> **Task instructions**
If an entry holds a picture, drop the picture but restate the entry word for word.

> **Information shown**
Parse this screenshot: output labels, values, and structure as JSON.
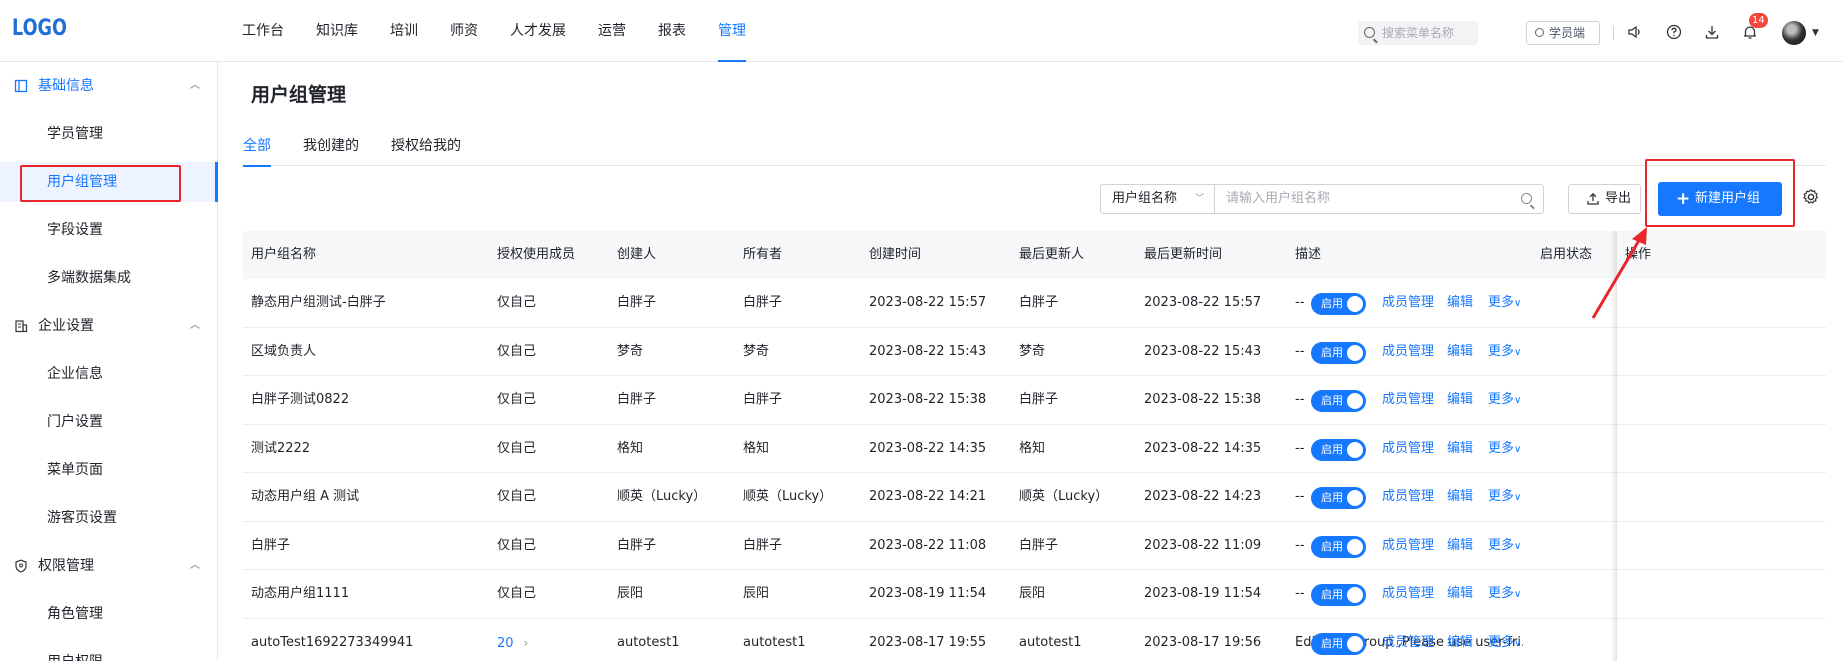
{
  "logo": "LOGO",
  "nav": [
    "工作台",
    "知识库",
    "培训",
    "师资",
    "人才发展",
    "运营",
    "报表",
    "管理"
  ],
  "nav_active": "管理",
  "top_search_placeholder": "搜索菜单名称",
  "student_button": "学员端",
  "notification_count": "14",
  "sidebar": {
    "group1": "基础信息",
    "group1_items": [
      "学员管理",
      "用户组管理",
      "字段设置",
      "多端数据集成"
    ],
    "group2": "企业设置",
    "group2_items": [
      "企业信息",
      "门户设置",
      "菜单页面",
      "游客页设置"
    ],
    "group3": "权限管理",
    "group3_items": [
      "角色管理",
      "用户权限"
    ]
  },
  "page_title": "用户组管理",
  "tabs": [
    "全部",
    "我创建的",
    "授权给我的"
  ],
  "filter": {
    "select_value": "用户组名称",
    "placeholder": "请输入用户组名称"
  },
  "export_label": "导出",
  "new_label": "新建用户组",
  "columns": [
    "用户组名称",
    "授权使用成员",
    "创建人",
    "所有者",
    "创建时间",
    "最后更新人",
    "最后更新时间",
    "描述",
    "启用状态",
    "操作"
  ],
  "rows": [
    {
      "name": "静态用户组测试-白胖子",
      "auth": "仅自己",
      "creator": "白胖子",
      "owner": "白胖子",
      "created": "2023-08-22 15:57",
      "updater": "白胖子",
      "updated": "2023-08-22 15:57",
      "desc": "--",
      "status": "启用"
    },
    {
      "name": "区域负责人",
      "auth": "仅自己",
      "creator": "梦奇",
      "owner": "梦奇",
      "created": "2023-08-22 15:43",
      "updater": "梦奇",
      "updated": "2023-08-22 15:43",
      "desc": "--",
      "status": "启用"
    },
    {
      "name": "白胖子测试0822",
      "auth": "仅自己",
      "creator": "白胖子",
      "owner": "白胖子",
      "created": "2023-08-22 15:38",
      "updater": "白胖子",
      "updated": "2023-08-22 15:38",
      "desc": "--",
      "status": "启用"
    },
    {
      "name": "测试2222",
      "auth": "仅自己",
      "creator": "格知",
      "owner": "格知",
      "created": "2023-08-22 14:35",
      "updater": "格知",
      "updated": "2023-08-22 14:35",
      "desc": "--",
      "status": "启用"
    },
    {
      "name": "动态用户组 A 测试",
      "auth": "仅自己",
      "creator": "顺英（Lucky）",
      "owner": "顺英（Lucky）",
      "created": "2023-08-22 14:21",
      "updater": "顺英（Lucky）",
      "updated": "2023-08-22 14:23",
      "desc": "--",
      "status": "启用"
    },
    {
      "name": "白胖子",
      "auth": "仅自己",
      "creator": "白胖子",
      "owner": "白胖子",
      "created": "2023-08-22 11:08",
      "updater": "白胖子",
      "updated": "2023-08-22 11:09",
      "desc": "--",
      "status": "启用"
    },
    {
      "name": "动态用户组1111",
      "auth": "仅自己",
      "creator": "辰阳",
      "owner": "辰阳",
      "created": "2023-08-19 11:54",
      "updater": "辰阳",
      "updated": "2023-08-19 11:54",
      "desc": "--",
      "status": "启用"
    },
    {
      "name": "autoTest1692273349941",
      "auth": "20",
      "creator": "autotest1",
      "owner": "autotest1",
      "created": "2023-08-17 19:55",
      "updater": "autotest1",
      "updated": "2023-08-17 19:56",
      "desc": "Edit UserGroup ,Please use user-fri...",
      "status": "启用"
    }
  ],
  "actions": [
    "成员管理",
    "编辑",
    "更多"
  ],
  "colors": {
    "accent": "#1677ff",
    "highlight": "#e8262b",
    "badge": "#f5463b"
  }
}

> **Task output**
Parse this screenshot: output labels, values, and structure as JSON.
{
  "logo": "LOGO",
  "nav": [
    "工作台",
    "知识库",
    "培训",
    "师资",
    "人才发展",
    "运营",
    "报表",
    "管理"
  ],
  "nav_active": "管理",
  "top_search_placeholder": "搜索菜单名称",
  "student_button": "学员端",
  "notification_count": "14",
  "sidebar": {
    "group1": "基础信息",
    "group1_items": [
      "学员管理",
      "用户组管理",
      "字段设置",
      "多端数据集成"
    ],
    "group2": "企业设置",
    "group2_items": [
      "企业信息",
      "门户设置",
      "菜单页面",
      "游客页设置"
    ],
    "group3": "权限管理",
    "group3_items": [
      "角色管理",
      "用户权限"
    ]
  },
  "page_title": "用户组管理",
  "tabs": [
    "全部",
    "我创建的",
    "授权给我的"
  ],
  "filter": {
    "select_value": "用户组名称",
    "placeholder": "请输入用户组名称"
  },
  "export_label": "导出",
  "new_label": "新建用户组",
  "columns": [
    "用户组名称",
    "授权使用成员",
    "创建人",
    "所有者",
    "创建时间",
    "最后更新人",
    "最后更新时间",
    "描述",
    "启用状态",
    "操作"
  ],
  "rows": [
    {
      "name": "静态用户组测试-白胖子",
      "auth": "仅自己",
      "creator": "白胖子",
      "owner": "白胖子",
      "created": "2023-08-22 15:57",
      "updater": "白胖子",
      "updated": "2023-08-22 15:57",
      "desc": "--",
      "status": "启用"
    },
    {
      "name": "区域负责人",
      "auth": "仅自己",
      "creator": "梦奇",
      "owner": "梦奇",
      "created": "2023-08-22 15:43",
      "updater": "梦奇",
      "updated": "2023-08-22 15:43",
      "desc": "--",
      "status": "启用"
    },
    {
      "name": "白胖子测试0822",
      "auth": "仅自己",
      "creator": "白胖子",
      "owner": "白胖子",
      "created": "2023-08-22 15:38",
      "updater": "白胖子",
      "updated": "2023-08-22 15:38",
      "desc": "--",
      "status": "启用"
    },
    {
      "name": "测试2222",
      "auth": "仅自己",
      "creator": "格知",
      "owner": "格知",
      "created": "2023-08-22 14:35",
      "updater": "格知",
      "updated": "2023-08-22 14:35",
      "desc": "--",
      "status": "启用"
    },
    {
      "name": "动态用户组 A 测试",
      "auth": "仅自己",
      "creator": "顺英（Lucky）",
      "owner": "顺英（Lucky）",
      "created": "2023-08-22 14:21",
      "updater": "顺英（Lucky）",
      "updated": "2023-08-22 14:23",
      "desc": "--",
      "status": "启用"
    },
    {
      "name": "白胖子",
      "auth": "仅自己",
      "creator": "白胖子",
      "owner": "白胖子",
      "created": "2023-08-22 11:08",
      "updater": "白胖子",
      "updated": "2023-08-22 11:09",
      "desc": "--",
      "status": "启用"
    },
    {
      "name": "动态用户组1111",
      "auth": "仅自己",
      "creator": "辰阳",
      "owner": "辰阳",
      "created": "2023-08-19 11:54",
      "updater": "辰阳",
      "updated": "2023-08-19 11:54",
      "desc": "--",
      "status": "启用"
    },
    {
      "name": "autoTest1692273349941",
      "auth": "20",
      "creator": "autotest1",
      "owner": "autotest1",
      "created": "2023-08-17 19:55",
      "updater": "autotest1",
      "updated": "2023-08-17 19:56",
      "desc": "Edit UserGroup ,Please use user-fri...",
      "status": "启用"
    }
  ],
  "actions": [
    "成员管理",
    "编辑",
    "更多"
  ],
  "colors": {
    "accent": "#1677ff",
    "highlight": "#e8262b",
    "badge": "#f5463b"
  }
}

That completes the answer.